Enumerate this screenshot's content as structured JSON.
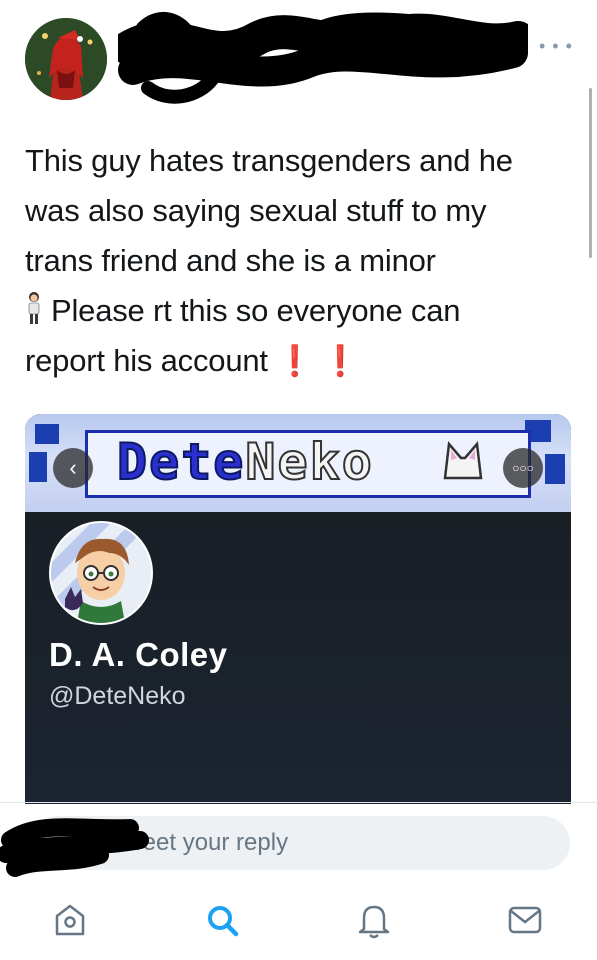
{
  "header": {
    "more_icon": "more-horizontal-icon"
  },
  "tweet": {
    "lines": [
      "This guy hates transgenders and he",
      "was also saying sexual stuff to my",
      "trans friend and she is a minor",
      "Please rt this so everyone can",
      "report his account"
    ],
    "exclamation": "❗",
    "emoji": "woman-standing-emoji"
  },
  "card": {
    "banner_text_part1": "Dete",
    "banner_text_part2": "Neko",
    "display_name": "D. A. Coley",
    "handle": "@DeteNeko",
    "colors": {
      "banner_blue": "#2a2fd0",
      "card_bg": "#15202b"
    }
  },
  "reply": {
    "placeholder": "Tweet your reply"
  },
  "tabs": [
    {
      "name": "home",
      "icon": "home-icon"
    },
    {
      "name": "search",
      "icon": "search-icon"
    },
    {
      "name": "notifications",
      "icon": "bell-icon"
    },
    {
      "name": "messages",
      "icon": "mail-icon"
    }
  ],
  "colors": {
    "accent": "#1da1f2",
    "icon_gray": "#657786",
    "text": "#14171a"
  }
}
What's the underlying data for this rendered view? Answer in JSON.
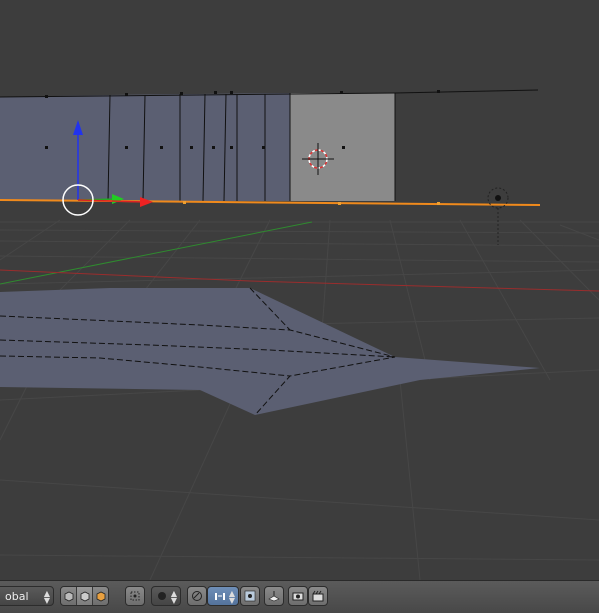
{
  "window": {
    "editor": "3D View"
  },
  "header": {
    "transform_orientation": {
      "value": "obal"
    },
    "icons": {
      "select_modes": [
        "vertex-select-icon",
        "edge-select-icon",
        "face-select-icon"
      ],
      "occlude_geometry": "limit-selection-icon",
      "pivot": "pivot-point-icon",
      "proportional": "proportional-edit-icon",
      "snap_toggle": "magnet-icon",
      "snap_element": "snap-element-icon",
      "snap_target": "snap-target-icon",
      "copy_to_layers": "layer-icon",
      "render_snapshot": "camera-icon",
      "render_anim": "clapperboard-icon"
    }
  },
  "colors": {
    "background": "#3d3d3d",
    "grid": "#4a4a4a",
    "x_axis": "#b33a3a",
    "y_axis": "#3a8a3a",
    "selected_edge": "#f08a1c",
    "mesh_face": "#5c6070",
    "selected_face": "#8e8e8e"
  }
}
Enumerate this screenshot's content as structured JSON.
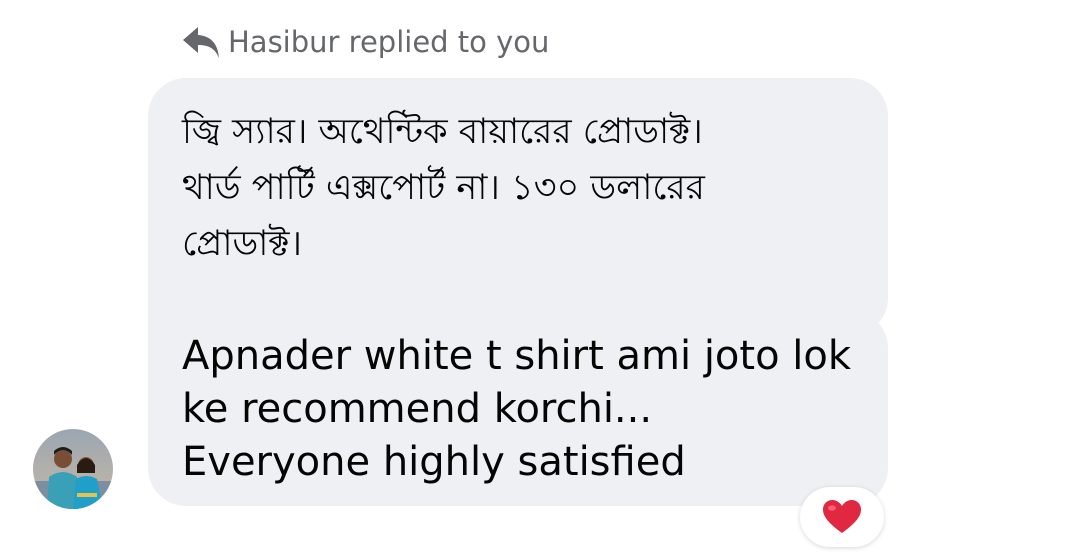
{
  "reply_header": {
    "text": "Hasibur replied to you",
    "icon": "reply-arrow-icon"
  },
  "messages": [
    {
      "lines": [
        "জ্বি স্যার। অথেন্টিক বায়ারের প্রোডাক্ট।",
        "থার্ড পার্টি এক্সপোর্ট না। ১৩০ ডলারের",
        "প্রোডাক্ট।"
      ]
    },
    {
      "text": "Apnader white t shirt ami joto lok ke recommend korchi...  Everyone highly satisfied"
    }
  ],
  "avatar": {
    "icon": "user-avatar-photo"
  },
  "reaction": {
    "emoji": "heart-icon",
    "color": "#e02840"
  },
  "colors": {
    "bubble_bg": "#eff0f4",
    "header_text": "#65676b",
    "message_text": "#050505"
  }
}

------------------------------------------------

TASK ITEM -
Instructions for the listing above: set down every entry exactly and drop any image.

REPLY -
Enumerate this screenshot's content as structured JSON.
{
  "header": {
    "more_icon": "more-horizontal-icon"
  },
  "tweet": {
    "lines": [
      "This guy hates transgenders and he",
      "was also saying sexual stuff to my",
      "trans friend and she is a minor",
      "Please rt this so everyone can",
      "report his account"
    ],
    "exclamation": "❗",
    "emoji": "woman-standing-emoji"
  },
  "card": {
    "banner_text_part1": "Dete",
    "banner_text_part2": "Neko",
    "display_name": "D. A. Coley",
    "handle": "@DeteNeko",
    "colors": {
      "banner_blue": "#2a2fd0",
      "card_bg": "#15202b"
    }
  },
  "reply": {
    "placeholder": "Tweet your reply"
  },
  "tabs": [
    {
      "name": "home",
      "icon": "home-icon"
    },
    {
      "name": "search",
      "icon": "search-icon"
    },
    {
      "name": "notifications",
      "icon": "bell-icon"
    },
    {
      "name": "messages",
      "icon": "mail-icon"
    }
  ],
  "colors": {
    "accent": "#1da1f2",
    "icon_gray": "#657786",
    "text": "#14171a"
  }
}
What's the underlying data for this rendered view? Answer in JSON.
{
  "window": {
    "editor": "3D View"
  },
  "header": {
    "transform_orientation": {
      "value": "obal"
    },
    "icons": {
      "select_modes": [
        "vertex-select-icon",
        "edge-select-icon",
        "face-select-icon"
      ],
      "occlude_geometry": "limit-selection-icon",
      "pivot": "pivot-point-icon",
      "proportional": "proportional-edit-icon",
      "snap_toggle": "magnet-icon",
      "snap_element": "snap-element-icon",
      "snap_target": "snap-target-icon",
      "copy_to_layers": "layer-icon",
      "render_snapshot": "camera-icon",
      "render_anim": "clapperboard-icon"
    }
  },
  "colors": {
    "background": "#3d3d3d",
    "grid": "#4a4a4a",
    "x_axis": "#b33a3a",
    "y_axis": "#3a8a3a",
    "selected_edge": "#f08a1c",
    "mesh_face": "#5c6070",
    "selected_face": "#8e8e8e"
  }
}
Enumerate this screenshot's content as structured JSON.
{
  "reply_header": {
    "text": "Hasibur replied to you",
    "icon": "reply-arrow-icon"
  },
  "messages": [
    {
      "lines": [
        "জ্বি স্যার। অথেন্টিক বায়ারের প্রোডাক্ট।",
        "থার্ড পার্টি এক্সপোর্ট না। ১৩০ ডলারের",
        "প্রোডাক্ট।"
      ]
    },
    {
      "text": "Apnader white t shirt ami joto lok ke recommend korchi...  Everyone highly satisfied"
    }
  ],
  "avatar": {
    "icon": "user-avatar-photo"
  },
  "reaction": {
    "emoji": "heart-icon",
    "color": "#e02840"
  },
  "colors": {
    "bubble_bg": "#eff0f4",
    "header_text": "#65676b",
    "message_text": "#050505"
  }
}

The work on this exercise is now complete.